Collection entries:
------------------------------------------------------------
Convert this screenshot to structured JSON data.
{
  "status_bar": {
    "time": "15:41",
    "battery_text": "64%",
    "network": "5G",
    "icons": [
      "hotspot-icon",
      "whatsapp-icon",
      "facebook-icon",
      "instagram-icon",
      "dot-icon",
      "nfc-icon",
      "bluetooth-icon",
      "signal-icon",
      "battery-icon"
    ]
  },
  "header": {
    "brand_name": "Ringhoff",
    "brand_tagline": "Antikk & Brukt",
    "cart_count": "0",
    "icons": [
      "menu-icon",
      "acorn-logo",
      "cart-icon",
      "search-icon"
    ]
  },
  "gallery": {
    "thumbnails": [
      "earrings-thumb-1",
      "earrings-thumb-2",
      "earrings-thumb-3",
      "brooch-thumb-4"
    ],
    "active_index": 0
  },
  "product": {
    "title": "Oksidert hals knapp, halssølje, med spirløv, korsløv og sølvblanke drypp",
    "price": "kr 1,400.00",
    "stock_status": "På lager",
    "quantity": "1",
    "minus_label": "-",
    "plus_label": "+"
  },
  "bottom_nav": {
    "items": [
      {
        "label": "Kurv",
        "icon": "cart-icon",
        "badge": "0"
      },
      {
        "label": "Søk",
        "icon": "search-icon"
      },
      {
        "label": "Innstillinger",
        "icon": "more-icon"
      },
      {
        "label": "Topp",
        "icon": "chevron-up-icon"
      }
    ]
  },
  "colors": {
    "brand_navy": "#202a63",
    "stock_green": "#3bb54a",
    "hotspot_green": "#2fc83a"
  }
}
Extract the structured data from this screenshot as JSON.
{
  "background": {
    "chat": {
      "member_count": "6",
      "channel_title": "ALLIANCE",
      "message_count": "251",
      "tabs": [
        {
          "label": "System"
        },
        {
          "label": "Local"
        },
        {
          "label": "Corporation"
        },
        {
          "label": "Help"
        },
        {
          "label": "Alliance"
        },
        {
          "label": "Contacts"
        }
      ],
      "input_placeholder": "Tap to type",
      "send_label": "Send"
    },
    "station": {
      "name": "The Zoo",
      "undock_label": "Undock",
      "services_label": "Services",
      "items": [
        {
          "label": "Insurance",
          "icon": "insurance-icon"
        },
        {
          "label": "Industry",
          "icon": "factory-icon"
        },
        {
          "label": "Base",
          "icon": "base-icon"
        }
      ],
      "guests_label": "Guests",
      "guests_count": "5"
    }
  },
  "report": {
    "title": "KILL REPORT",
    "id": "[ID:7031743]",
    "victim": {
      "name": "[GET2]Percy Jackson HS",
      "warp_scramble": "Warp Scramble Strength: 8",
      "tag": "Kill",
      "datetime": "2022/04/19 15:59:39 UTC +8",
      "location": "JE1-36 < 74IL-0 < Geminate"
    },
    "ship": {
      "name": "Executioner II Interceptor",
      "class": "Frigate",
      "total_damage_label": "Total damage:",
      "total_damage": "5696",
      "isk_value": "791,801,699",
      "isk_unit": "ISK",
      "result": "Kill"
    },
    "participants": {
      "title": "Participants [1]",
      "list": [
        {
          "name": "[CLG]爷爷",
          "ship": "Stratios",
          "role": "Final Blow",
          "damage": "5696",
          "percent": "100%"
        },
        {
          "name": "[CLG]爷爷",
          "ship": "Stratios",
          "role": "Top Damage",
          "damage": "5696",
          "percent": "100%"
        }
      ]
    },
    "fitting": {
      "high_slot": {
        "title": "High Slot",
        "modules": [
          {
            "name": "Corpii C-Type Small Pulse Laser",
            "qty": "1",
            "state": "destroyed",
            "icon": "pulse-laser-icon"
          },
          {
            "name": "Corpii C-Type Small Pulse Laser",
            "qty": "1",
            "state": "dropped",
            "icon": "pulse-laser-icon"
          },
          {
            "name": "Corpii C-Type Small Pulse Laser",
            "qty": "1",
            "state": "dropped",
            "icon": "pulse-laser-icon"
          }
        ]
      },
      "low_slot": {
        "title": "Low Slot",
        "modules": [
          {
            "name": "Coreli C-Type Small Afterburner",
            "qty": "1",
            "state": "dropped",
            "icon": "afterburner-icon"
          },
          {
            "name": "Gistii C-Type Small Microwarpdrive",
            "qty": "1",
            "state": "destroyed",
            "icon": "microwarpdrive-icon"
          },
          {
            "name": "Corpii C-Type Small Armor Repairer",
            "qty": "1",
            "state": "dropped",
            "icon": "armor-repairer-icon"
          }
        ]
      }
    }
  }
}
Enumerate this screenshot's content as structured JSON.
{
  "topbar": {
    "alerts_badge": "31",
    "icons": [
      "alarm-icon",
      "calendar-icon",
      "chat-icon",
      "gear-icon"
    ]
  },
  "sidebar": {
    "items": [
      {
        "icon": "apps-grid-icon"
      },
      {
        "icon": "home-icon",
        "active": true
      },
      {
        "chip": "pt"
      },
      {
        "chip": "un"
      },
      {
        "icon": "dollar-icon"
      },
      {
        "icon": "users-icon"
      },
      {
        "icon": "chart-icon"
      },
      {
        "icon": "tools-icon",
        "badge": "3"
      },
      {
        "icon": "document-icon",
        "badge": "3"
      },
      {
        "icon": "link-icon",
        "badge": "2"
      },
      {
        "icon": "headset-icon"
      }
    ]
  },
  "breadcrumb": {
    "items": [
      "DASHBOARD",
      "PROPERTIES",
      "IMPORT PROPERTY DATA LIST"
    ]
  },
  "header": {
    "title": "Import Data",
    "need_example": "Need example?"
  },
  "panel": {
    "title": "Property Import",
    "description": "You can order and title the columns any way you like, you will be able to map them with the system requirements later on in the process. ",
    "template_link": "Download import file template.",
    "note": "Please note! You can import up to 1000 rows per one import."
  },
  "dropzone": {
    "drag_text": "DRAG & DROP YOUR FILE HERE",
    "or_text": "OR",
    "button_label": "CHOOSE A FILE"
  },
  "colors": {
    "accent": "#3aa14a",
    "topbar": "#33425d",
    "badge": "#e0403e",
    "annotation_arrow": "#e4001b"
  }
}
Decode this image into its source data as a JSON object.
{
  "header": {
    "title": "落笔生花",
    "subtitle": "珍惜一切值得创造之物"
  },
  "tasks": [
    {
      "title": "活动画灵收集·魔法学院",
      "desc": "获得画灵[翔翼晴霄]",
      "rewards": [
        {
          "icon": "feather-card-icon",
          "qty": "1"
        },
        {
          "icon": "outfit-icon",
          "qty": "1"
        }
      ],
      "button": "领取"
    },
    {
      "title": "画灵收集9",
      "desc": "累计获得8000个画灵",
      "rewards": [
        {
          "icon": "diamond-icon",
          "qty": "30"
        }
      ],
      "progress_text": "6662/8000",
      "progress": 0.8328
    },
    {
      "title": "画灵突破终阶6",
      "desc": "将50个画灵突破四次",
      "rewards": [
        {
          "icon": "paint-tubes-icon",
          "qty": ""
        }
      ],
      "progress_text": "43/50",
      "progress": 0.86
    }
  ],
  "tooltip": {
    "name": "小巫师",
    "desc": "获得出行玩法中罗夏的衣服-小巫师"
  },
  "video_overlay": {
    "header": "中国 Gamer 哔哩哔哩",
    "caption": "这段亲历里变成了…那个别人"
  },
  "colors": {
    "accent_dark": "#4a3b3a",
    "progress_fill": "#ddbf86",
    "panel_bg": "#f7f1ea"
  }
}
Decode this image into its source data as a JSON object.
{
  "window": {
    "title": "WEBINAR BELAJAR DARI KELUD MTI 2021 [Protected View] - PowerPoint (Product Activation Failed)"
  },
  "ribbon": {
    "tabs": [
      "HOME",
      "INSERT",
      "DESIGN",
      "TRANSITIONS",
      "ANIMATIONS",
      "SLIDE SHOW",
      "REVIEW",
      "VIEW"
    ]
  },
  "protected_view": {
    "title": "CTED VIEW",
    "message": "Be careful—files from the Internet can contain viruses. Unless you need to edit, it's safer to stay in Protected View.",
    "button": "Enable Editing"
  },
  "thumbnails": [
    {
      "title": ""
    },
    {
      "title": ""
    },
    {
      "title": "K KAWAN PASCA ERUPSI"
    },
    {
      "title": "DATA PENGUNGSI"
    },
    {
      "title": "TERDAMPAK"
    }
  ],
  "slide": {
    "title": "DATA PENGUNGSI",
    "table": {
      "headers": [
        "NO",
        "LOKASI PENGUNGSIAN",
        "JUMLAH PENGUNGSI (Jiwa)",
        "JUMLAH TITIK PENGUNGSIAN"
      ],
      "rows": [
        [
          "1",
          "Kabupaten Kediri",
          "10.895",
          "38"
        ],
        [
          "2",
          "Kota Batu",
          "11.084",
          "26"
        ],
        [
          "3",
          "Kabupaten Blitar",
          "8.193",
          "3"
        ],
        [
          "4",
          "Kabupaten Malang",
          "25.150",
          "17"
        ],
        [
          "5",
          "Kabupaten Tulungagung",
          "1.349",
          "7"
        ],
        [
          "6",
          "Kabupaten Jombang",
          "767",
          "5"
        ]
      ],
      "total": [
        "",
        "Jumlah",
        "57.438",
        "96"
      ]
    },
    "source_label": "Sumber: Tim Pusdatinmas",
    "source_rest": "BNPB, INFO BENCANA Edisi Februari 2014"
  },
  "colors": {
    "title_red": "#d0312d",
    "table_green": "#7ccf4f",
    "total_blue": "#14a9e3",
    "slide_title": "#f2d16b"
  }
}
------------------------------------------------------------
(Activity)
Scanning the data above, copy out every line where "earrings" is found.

(Answer)
      "earrings-thumb-1",
      "earrings-thumb-2",
      "earrings-thumb-3",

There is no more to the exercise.